'' The gap between the rails is also too small to cause a problem for motorbike and bicycle wheels.'' NOT TRUE! In France many of the older concrete autoroutes, had 'rainage' grooves cut into the surface. These grooves were approx 6mm/1/4inch wide, but they caused motorcycles significant problems, as the rounded profile of tires reacted strongly to the grooves, causing the machine to yaw wildly. Old railway tracks were also a problem, especially if wet, as again the rounded tire profile tended to lock into them, unless they were approaches at close to 90 degrees. As for carbon emissions, here are some simple scientific facts; FACT: Life on Earth is carbon based, FACT: The primary source of that carbon is Atmospheric CO2. (ACO2) FACT: The primary Source for that ACO2, are the oceans. FACT: The primary source of that CO2 is from undersea volcanoes. FACT: When the oceans cool, they release less CO2. FACT: The present average global temperature is the lowest it has been since the Permian extinction 270 million years ago. FACT:The present level of atmospheric CO2 and throughout this inter ice age at around 400 ppm, is the lowest it has been since the Permian Extinction 270 Million years ago. FACT: The world would benefit greatly from an increase in ACO2, to 1000 ppm. FACT: If ACO2 falls below 150 ppm, all major land surface plant life will start to die, from ACO2 starvation, except, grasses, and similar. FACT: That death will be closely followed by all land surface animal life dependent upon it. FACT: Humans will probably be one of the first to start to die. FACT: Reducing ACO2 from its present impoverished level, will endanger the whole of land animal life on Earth. FACT: From the above, it can be seen that the Anthropogenic Global Warming claims are a total and dangerous scam, promoted purely for the benefit of $$trillions of carbon tax!

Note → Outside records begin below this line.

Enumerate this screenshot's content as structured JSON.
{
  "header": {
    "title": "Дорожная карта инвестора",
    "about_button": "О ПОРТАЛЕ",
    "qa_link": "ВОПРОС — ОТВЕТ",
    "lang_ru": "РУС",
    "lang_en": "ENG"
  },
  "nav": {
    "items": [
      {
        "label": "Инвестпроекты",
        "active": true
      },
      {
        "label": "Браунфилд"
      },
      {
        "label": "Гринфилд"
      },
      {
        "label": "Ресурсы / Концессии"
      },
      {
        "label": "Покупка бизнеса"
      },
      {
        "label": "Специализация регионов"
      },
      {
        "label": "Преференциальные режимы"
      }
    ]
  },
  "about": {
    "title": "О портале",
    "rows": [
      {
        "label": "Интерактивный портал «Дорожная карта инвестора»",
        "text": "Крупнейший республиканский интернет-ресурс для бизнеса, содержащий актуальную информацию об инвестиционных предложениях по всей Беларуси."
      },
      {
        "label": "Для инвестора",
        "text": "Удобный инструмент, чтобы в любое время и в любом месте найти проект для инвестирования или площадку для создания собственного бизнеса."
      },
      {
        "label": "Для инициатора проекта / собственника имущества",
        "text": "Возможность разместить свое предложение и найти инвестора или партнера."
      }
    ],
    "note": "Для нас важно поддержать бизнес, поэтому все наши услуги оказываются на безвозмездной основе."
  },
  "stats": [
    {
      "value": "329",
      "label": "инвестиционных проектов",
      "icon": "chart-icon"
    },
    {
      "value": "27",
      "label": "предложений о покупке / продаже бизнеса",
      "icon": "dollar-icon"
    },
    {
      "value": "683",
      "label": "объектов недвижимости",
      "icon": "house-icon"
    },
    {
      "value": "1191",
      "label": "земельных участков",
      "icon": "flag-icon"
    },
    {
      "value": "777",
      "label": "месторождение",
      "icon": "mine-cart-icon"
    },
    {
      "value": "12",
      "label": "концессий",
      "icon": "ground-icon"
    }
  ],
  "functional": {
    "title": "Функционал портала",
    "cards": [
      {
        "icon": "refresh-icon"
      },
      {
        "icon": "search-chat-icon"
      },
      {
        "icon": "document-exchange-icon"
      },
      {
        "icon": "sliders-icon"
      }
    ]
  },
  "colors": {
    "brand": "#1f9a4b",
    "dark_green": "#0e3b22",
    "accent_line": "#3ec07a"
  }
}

Jim B
Or just produce ammonia cheaply using high temperature 4th gen nuclear (molten salt reactors) and burn that in ICEs producing only Nitrogen and Water. No need to expensively update most of the road network. Ammonia is also a solution for planes and ships.
Fairly Reasoner
OK. Now come up with something that'll work.
Craig Jennings
I suggested something similar when we had a stretch of rail electrified in my city. Trains use tracks. So use an electrified track 3rd rail that only became active when the train was on it using something that trains are..... HEAVY. So of course now we have ugly overhead power which is damaged on the regular and a pain in the behind. :D